Of course, I saved the best for last.  There’s a reason that gold has been so popular throughout the years.  Think about it – the Spaniards and the Portuguese started to explore the world to find more of it, to start with.

This is after centuries of seeing it used by other cultures as a show of power and good fortunes.  Many monarchs in Europe also desired that demonstration of status.  In the French Courts, it gained a lot of popularity and inspired the Gilded Age and its fashion.

The California Gold Rush, of course, is another way the feverish desire for this metal manifested.  Thousands of people rushed to the area, and it inspired the United States to officialize its status as one of the states.  While not many people got rich from it, a lot of the metal was collected during this period.

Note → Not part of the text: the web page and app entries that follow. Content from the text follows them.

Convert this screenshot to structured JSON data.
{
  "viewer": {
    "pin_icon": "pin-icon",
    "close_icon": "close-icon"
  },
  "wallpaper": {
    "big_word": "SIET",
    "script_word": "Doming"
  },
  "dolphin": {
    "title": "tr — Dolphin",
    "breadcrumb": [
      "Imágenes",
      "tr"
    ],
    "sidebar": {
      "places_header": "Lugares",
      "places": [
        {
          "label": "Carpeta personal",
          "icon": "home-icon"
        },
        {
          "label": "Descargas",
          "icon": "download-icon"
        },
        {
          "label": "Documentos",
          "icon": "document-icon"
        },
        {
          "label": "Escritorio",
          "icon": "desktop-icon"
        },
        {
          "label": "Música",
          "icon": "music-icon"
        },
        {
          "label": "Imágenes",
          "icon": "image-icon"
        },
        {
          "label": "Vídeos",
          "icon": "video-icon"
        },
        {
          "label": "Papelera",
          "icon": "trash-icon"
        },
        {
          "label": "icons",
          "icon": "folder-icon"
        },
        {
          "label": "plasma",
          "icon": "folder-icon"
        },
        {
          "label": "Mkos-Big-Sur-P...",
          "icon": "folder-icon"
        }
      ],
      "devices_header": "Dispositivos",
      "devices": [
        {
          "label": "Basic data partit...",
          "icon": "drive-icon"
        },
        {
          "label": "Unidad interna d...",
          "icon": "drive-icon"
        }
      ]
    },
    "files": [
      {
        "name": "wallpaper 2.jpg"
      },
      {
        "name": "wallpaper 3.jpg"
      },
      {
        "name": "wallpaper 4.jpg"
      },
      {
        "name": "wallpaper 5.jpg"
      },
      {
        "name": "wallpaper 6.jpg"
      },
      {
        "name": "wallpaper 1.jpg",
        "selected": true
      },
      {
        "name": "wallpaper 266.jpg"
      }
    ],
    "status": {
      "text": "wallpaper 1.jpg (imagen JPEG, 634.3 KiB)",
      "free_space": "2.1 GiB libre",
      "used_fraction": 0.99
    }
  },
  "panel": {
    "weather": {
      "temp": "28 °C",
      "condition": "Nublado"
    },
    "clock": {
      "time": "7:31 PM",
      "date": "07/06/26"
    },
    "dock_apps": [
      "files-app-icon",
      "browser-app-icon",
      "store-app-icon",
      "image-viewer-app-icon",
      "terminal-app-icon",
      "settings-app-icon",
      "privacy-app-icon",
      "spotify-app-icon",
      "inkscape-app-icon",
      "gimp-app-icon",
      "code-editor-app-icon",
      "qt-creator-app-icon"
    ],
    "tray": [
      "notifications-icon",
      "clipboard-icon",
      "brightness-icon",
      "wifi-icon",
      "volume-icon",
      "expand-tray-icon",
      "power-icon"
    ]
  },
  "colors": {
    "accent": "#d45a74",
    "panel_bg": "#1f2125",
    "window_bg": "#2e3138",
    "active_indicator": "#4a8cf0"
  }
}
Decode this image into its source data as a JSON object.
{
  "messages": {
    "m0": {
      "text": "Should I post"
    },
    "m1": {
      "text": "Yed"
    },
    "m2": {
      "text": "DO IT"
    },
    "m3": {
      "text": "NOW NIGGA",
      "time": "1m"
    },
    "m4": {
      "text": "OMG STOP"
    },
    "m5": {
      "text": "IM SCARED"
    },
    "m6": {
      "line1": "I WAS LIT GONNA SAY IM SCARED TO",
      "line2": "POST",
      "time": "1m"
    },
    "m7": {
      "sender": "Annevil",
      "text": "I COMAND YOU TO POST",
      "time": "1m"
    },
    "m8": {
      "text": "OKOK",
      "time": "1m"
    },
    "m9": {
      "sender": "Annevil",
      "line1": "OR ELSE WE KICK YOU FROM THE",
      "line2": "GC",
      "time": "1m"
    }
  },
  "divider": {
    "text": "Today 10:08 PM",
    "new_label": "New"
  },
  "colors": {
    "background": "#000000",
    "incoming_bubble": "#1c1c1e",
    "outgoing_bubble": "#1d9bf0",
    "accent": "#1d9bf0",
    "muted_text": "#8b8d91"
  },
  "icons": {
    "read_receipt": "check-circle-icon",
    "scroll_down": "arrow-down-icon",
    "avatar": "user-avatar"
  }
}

Today, it’s still used in jewelry like rings or bracelets.  A lot of our diamonds are set in it.  It’s malleable but firm, making it easy to shape.  It is also a part of dentistry, since many fillings or crowns are made of it and covered in porcelain to mimic the appearance of natural teeth.

Again, small portions are also in electronics.  Usually, it is less than the amounts of silver, but it is still present.  This is because it is good at conducting electricity and can help things load faster. 

Obviously, it was used in coins all throughout history, and still is today.  Many are just plated nowadays and not pure gold.  Therefore, the IRS has some rules about what coins you can store in a gold IRA.

Final Thoughts?  

As I’ve explained throughout this article, precious metals have an impressive resume as far as value goes.  Things like platinum and palladium are quite rare, so while you usually cannot buy bullion of them, silver and gold are good for physical purchases.  

Stocks or ETFs in the market are another option for potential investors.  They are ways to dip your toes into the commodities and precious metals without the hassle of direct purchasing.  There are risks associated with both options, so I would recommend consulting with a professional before you make any big decisions.  No matter the route you take, it is a viable industry to invest in.